How does having FOMO in the workplace affect leaders and the overall morale of the company? When leaders designate too much responsibility on themselves, stress levels soar. They must delegate tasks and assignments to others. This will not only be beneficial for their well-being, but it will also positively enhance their leadership style and allow their employees to contribute and learn via practical and physical engagement. The employees’ will feel more motivated to work, which in turn increases productivity and overall capital growth. 

We can compare this type of leader with the one who does too little. Think of the CEO who only wants to have fun at all times and attend retreats and trips. Sure, these leaders have paid their dues, but having a lax leader can leave a company running astray in multiple directions. Leaders strive to be the very best, but when FOMO ensues, it’s a different story.  Be that “superstar” leader others admire as depicted in the Manager’s Oath (check it out here: http://thehumanbalance.com/2013/06/13/from-scout-to-manager-the-managers-oath/)!

Turning away from leadership roles, we can also see employees exhibiting FOMO. Email and technology are ingrained in our culture; emails and the internet can easily be assessable via smart phones. You may have witnessed a co-worker in a meeting who is constantly on his/her phone (or the culvert may be you!) checking emails or browsing the internet. And why do employees do this: it is because they want to know what is happening outside of their workplace and they do not want to miss out on anything.

Sure, some can say they are being more productive by multitasking, but that brings us back to the point mentioned above of putting too many things on one’s plate. If anything, it may be more of a cost than a gain—employees distract themselves by checking their phones rather than actually completing projects.

FOMO can happen in all forms. It starts at a young age and affects us throughout our lives. Everyone has some form of FOMO here and there, but if we just stop what we’re doing and live in the moment, then FOMO wouldn’t be such an issue.

If one of your leaders and/or employees is experiencing FOMO and there is no help, consider leadership/team training and programs.

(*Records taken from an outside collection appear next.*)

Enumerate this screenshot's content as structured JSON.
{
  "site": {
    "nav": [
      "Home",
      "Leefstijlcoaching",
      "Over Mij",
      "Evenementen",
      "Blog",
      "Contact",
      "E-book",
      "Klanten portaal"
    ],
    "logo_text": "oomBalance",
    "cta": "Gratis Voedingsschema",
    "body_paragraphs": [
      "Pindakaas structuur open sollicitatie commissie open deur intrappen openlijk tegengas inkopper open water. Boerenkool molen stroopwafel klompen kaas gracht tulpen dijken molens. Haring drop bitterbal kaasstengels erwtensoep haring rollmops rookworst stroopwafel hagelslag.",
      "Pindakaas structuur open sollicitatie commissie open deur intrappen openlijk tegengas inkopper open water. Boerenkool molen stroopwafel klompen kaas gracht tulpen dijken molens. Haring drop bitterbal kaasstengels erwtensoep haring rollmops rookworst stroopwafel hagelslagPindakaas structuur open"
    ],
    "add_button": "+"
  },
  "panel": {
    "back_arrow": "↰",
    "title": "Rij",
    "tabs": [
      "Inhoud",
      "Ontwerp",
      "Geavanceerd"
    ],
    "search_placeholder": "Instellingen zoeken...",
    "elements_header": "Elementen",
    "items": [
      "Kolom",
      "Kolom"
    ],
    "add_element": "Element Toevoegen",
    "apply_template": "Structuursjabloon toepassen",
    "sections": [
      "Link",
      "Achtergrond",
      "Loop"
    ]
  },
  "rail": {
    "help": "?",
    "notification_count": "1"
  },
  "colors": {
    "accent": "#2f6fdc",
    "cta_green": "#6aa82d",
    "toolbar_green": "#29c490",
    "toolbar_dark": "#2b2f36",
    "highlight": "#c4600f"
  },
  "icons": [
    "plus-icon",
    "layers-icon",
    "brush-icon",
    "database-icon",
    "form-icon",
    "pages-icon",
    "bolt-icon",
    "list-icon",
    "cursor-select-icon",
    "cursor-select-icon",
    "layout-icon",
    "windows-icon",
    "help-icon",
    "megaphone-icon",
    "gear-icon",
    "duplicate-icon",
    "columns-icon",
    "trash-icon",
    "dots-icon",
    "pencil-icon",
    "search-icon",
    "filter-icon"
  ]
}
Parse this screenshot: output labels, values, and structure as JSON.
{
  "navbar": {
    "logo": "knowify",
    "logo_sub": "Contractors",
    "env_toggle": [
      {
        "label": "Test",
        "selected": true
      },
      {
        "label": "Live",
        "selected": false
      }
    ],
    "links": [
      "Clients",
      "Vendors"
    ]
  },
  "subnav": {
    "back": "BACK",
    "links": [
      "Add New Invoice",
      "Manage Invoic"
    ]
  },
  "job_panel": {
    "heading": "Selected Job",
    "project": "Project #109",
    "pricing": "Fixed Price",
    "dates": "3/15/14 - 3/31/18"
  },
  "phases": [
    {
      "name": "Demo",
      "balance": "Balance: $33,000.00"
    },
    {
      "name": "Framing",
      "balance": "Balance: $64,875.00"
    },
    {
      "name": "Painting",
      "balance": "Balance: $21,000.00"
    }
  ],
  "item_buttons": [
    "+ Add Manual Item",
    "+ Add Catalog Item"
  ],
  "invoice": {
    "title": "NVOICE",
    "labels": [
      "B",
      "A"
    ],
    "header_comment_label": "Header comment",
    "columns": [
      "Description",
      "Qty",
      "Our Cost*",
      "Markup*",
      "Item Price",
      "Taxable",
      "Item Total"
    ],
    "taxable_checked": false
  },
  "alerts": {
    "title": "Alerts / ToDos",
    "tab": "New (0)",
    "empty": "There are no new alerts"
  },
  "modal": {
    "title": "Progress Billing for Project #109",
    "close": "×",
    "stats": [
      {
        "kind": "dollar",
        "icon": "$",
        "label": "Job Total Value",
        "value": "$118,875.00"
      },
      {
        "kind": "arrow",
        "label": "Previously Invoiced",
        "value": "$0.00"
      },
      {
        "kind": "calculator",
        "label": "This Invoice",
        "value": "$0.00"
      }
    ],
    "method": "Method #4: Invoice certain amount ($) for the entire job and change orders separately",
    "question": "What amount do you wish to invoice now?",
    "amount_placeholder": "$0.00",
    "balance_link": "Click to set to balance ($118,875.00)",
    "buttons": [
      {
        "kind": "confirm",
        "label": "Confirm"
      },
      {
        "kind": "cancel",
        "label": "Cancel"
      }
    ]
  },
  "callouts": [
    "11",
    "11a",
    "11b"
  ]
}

After all, a company is as only good as their management.

*e-VentExe offers HR Outsourcing, employee training and development programs geared towards the company’s needs.